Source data
==================================================

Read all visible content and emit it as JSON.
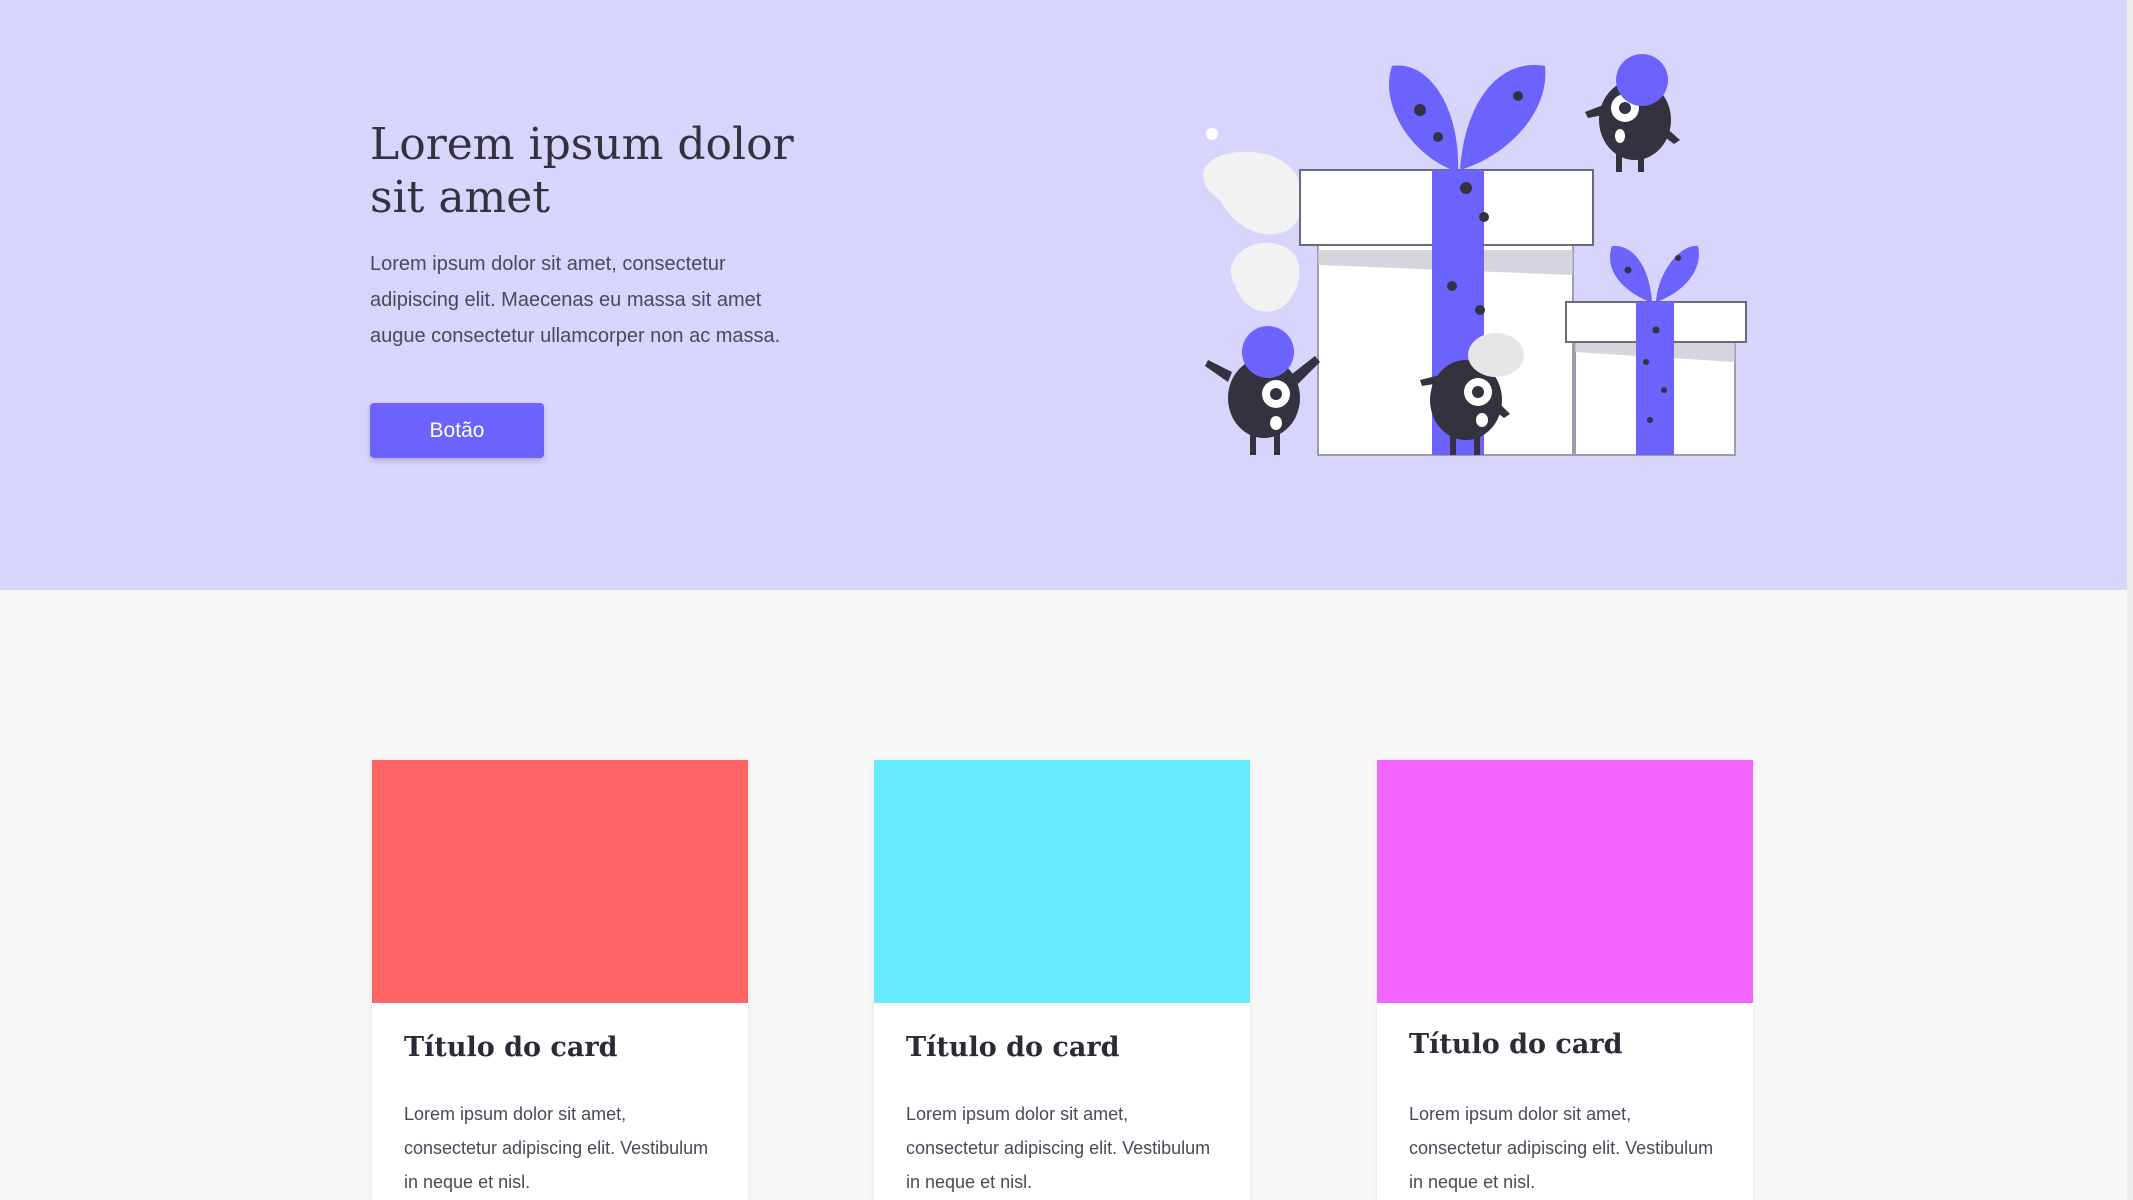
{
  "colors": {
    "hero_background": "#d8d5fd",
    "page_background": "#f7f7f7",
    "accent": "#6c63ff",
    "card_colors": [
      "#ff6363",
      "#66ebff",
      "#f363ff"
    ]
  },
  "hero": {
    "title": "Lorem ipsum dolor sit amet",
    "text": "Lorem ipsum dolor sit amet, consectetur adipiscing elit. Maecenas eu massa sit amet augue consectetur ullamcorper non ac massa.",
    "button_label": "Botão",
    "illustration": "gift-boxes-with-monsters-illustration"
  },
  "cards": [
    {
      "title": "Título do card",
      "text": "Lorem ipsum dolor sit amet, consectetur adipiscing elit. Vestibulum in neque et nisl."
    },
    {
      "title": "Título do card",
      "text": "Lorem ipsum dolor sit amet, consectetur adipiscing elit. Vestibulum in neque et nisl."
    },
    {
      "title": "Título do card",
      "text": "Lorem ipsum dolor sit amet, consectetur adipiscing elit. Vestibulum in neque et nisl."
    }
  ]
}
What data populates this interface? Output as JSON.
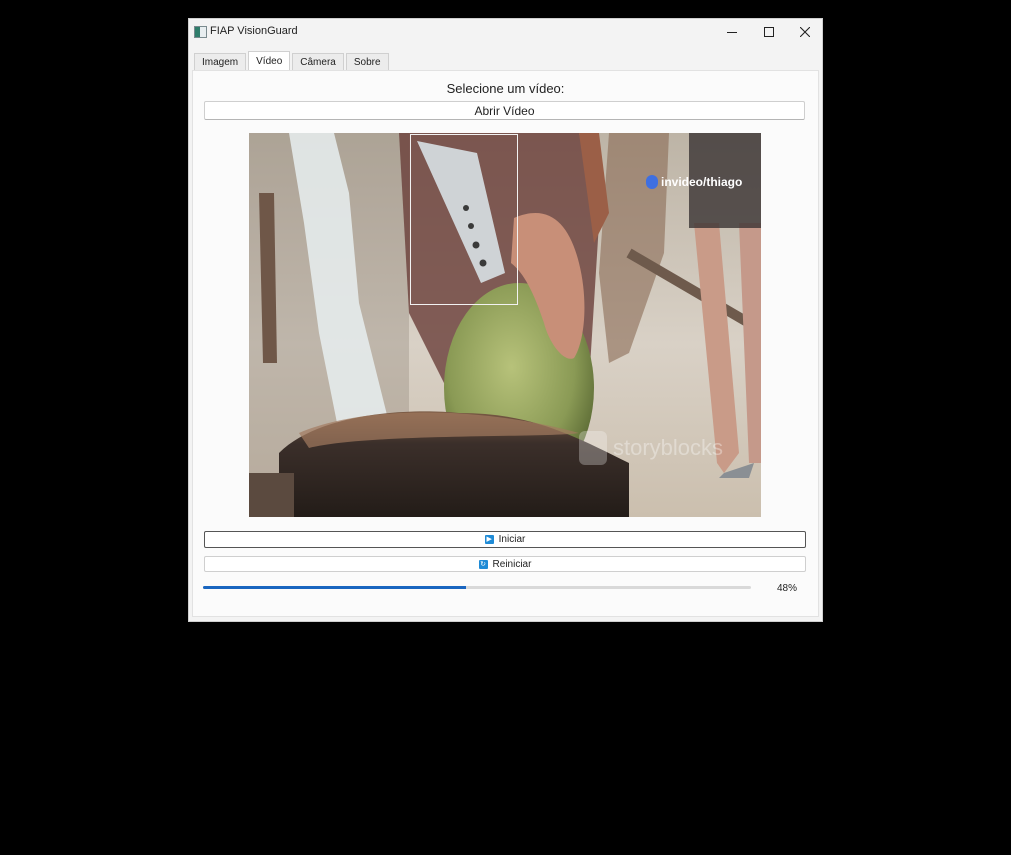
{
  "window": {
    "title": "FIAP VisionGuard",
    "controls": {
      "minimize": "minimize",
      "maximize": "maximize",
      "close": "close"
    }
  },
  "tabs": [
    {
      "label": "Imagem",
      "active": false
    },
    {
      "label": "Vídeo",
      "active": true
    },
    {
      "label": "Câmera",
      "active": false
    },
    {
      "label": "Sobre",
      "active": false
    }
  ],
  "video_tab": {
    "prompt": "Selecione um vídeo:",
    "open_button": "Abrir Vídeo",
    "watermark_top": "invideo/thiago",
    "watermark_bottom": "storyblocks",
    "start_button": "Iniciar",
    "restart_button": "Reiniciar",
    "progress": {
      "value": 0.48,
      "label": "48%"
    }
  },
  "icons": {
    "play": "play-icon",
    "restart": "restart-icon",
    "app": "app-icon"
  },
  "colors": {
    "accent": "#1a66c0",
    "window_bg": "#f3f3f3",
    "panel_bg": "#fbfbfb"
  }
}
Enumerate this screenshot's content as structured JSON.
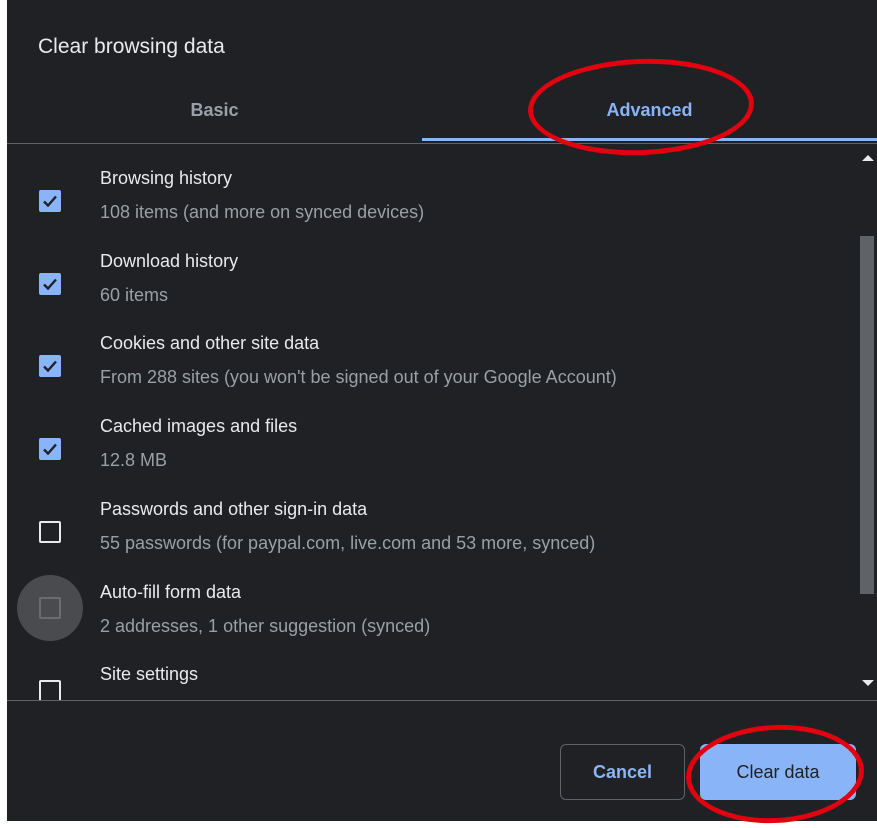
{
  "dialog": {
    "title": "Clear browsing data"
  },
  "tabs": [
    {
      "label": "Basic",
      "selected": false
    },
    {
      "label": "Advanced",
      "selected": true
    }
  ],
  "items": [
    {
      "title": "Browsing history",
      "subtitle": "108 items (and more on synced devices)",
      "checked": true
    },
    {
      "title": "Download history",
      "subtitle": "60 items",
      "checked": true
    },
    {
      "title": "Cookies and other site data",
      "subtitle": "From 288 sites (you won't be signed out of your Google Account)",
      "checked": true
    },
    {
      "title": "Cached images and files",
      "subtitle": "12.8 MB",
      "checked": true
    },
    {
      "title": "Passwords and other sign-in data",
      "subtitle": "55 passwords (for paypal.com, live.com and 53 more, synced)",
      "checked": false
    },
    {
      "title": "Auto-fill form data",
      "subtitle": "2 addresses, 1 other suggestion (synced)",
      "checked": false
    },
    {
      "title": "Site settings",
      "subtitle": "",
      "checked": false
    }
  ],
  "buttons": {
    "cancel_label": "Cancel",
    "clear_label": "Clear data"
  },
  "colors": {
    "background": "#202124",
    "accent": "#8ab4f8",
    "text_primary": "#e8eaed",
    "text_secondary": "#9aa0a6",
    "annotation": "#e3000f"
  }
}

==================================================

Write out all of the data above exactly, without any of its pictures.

[OUTPUT OF THE EXERCISE]
Read all visible content and emit it as JSON.
{
  "colors": {
    "hero_background": "#d8d5fd",
    "page_background": "#f7f7f7",
    "accent": "#6c63ff",
    "card_colors": [
      "#ff6363",
      "#66ebff",
      "#f363ff"
    ]
  },
  "hero": {
    "title": "Lorem ipsum dolor sit amet",
    "text": "Lorem ipsum dolor sit amet, consectetur adipiscing elit. Maecenas eu massa sit amet augue consectetur ullamcorper non ac massa.",
    "button_label": "Botão",
    "illustration": "gift-boxes-with-monsters-illustration"
  },
  "cards": [
    {
      "title": "Título do card",
      "text": "Lorem ipsum dolor sit amet, consectetur adipiscing elit. Vestibulum in neque et nisl."
    },
    {
      "title": "Título do card",
      "text": "Lorem ipsum dolor sit amet, consectetur adipiscing elit. Vestibulum in neque et nisl."
    },
    {
      "title": "Título do card",
      "text": "Lorem ipsum dolor sit amet, consectetur adipiscing elit. Vestibulum in neque et nisl."
    }
  ]
}
What data populates this interface? Output as JSON.
{
  "window": {
    "title": "FIAP VisionGuard",
    "controls": {
      "minimize": "minimize",
      "maximize": "maximize",
      "close": "close"
    }
  },
  "tabs": [
    {
      "label": "Imagem",
      "active": false
    },
    {
      "label": "Vídeo",
      "active": true
    },
    {
      "label": "Câmera",
      "active": false
    },
    {
      "label": "Sobre",
      "active": false
    }
  ],
  "video_tab": {
    "prompt": "Selecione um vídeo:",
    "open_button": "Abrir Vídeo",
    "watermark_top": "invideo/thiago",
    "watermark_bottom": "storyblocks",
    "start_button": "Iniciar",
    "restart_button": "Reiniciar",
    "progress": {
      "value": 0.48,
      "label": "48%"
    }
  },
  "icons": {
    "play": "play-icon",
    "restart": "restart-icon",
    "app": "app-icon"
  },
  "colors": {
    "accent": "#1a66c0",
    "window_bg": "#f3f3f3",
    "panel_bg": "#fbfbfb"
  }
}
Enumerate this screenshot's content as structured JSON.
{
  "dialog": {
    "title": "Clear browsing data"
  },
  "tabs": [
    {
      "label": "Basic",
      "selected": false
    },
    {
      "label": "Advanced",
      "selected": true
    }
  ],
  "items": [
    {
      "title": "Browsing history",
      "subtitle": "108 items (and more on synced devices)",
      "checked": true
    },
    {
      "title": "Download history",
      "subtitle": "60 items",
      "checked": true
    },
    {
      "title": "Cookies and other site data",
      "subtitle": "From 288 sites (you won't be signed out of your Google Account)",
      "checked": true
    },
    {
      "title": "Cached images and files",
      "subtitle": "12.8 MB",
      "checked": true
    },
    {
      "title": "Passwords and other sign-in data",
      "subtitle": "55 passwords (for paypal.com, live.com and 53 more, synced)",
      "checked": false
    },
    {
      "title": "Auto-fill form data",
      "subtitle": "2 addresses, 1 other suggestion (synced)",
      "checked": false
    },
    {
      "title": "Site settings",
      "subtitle": "",
      "checked": false
    }
  ],
  "buttons": {
    "cancel_label": "Cancel",
    "clear_label": "Clear data"
  },
  "colors": {
    "background": "#202124",
    "accent": "#8ab4f8",
    "text_primary": "#e8eaed",
    "text_secondary": "#9aa0a6",
    "annotation": "#e3000f"
  }
}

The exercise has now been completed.